’12. ……………..Delay in lodging FIR by itself would not be sufficient to discard the prosecution version unless it is unexplained and such delay coupled with the likelihood of concoction of evidence. There is no hard-and-fast rule that delay in filing FIR in each and every case is fatal and on account of such delay the prosecution version should be discarded. The factum of delay requires the court to scrutinise the evidence adduced with greater degree of care and caution. In this case the eyewitnesses have given a vivid description of the events. The evidence of PW 11 as noted above, is cogent and consistent and the version given by this witness fits with medical evidence. …………….’
18.1. The aforesaid delay which was caused due to reasonable factual situation cannot destroy the prosecution case nor creates any suspicion with regard to the prosecution case. It also cannot be said under any circumstance and particularly because of the aforesaid explanation available on record that the FIR is ante-timed as submitted by the counsel appearing for the appellant.
19. There is another very vital and important factor in this case, which is the fact of the accused absconding immediately after the occurrence.
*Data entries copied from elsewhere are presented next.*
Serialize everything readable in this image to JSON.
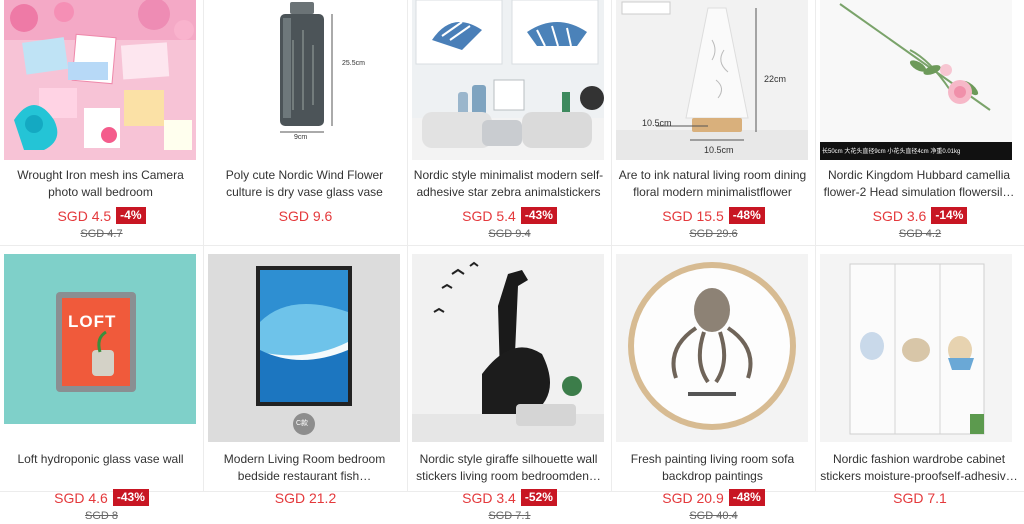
{
  "products": [
    {
      "title": "Wrought Iron mesh ins Camera photo wall bedroom Scandinavianminimali…",
      "price": "SGD 4.5",
      "discount": "-4%",
      "old_price": "SGD 4.7",
      "image": "photo-wall-collage"
    },
    {
      "title": "Poly cute Nordic Wind Flower culture is dry vase glass vase",
      "price": "SGD 9.6",
      "discount": "",
      "old_price": "",
      "image": "glass-vase",
      "image_labels": {
        "height": "25.5cm",
        "width": "9cm"
      }
    },
    {
      "title": "Nordic style minimalist modern self-adhesive star zebra animalstickers",
      "price": "SGD 5.4",
      "discount": "-43%",
      "old_price": "SGD 9.4",
      "image": "zebra-wall-art"
    },
    {
      "title": "Are to ink natural living room dining floral modern minimalistflower",
      "price": "SGD 15.5",
      "discount": "-48%",
      "old_price": "SGD 29.6",
      "image": "ceramic-vase",
      "image_labels": {
        "height": "22cm",
        "top": "10.5cm",
        "bottom": "10.5cm"
      }
    },
    {
      "title": "Nordic Kingdom Hubbard camellia flower-2 Head simulation flowersil…",
      "price": "SGD 3.6",
      "discount": "-14%",
      "old_price": "SGD 4.2",
      "image": "camellia-flower",
      "image_labels": {
        "caption": "长50cm  大花头直径9cm  小花头直径4cm  净重0.01kg"
      }
    },
    {
      "title": "Loft hydroponic glass vase wall",
      "price": "SGD 4.6",
      "discount": "-43%",
      "old_price": "SGD 8",
      "image": "loft-glass-vase",
      "image_labels": {
        "sign": "LOFT"
      }
    },
    {
      "title": "Modern Living Room bedroom bedside restaurant fish…",
      "price": "SGD 21.2",
      "discount": "",
      "old_price": "",
      "image": "fish-painting",
      "image_labels": {
        "badge": "C款"
      }
    },
    {
      "title": "Nordic style giraffe silhouette wall stickers living room bedroomden…",
      "price": "SGD 3.4",
      "discount": "-52%",
      "old_price": "SGD 7.1",
      "image": "giraffe-sticker"
    },
    {
      "title": "Fresh painting living room sofa backdrop paintings DecorativePainting",
      "price": "SGD 20.9",
      "discount": "-48%",
      "old_price": "SGD 40.4",
      "image": "octopus-painting"
    },
    {
      "title": "Nordic fashion wardrobe cabinet stickers moisture-proofself-adhesiv…",
      "price": "SGD 7.1",
      "discount": "",
      "old_price": "",
      "image": "wardrobe-stickers"
    }
  ]
}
PWs 1 & 2 stated that immediately after the accused opened fire on the deceased through the gun and after PW-2 was able to snatch away the rifle from the accused the accused got up and ran away from the place of occurrence and thereafter he was not available either at the place of occurrence or in the village. It is established from the evidence of the Investigating Officer that on 20.05.1978 he received an information that the accused surrendered in the Court of Chief Judicial Magistrate. The said information received by him was noted in the case diary. The fact that the accused ran away from the place of occurrence and was not traceable thereafter in the village and the fact that he surrendered only on 20.05.1978 although the incident had occurred on 07.05.1978 clearly indicate that the appellant was guilty of the offence alleged against him.
20. All the aforesaid discussions and facts, therefore, lead to one and the only conclusion that the appellant is guilty of the offence alleged against him.
21. In our considered opinion, the accused has been rightly convicted of the offence under Section 302 IPC. This appeal, therefore, has no merit and is dismissed accordingly.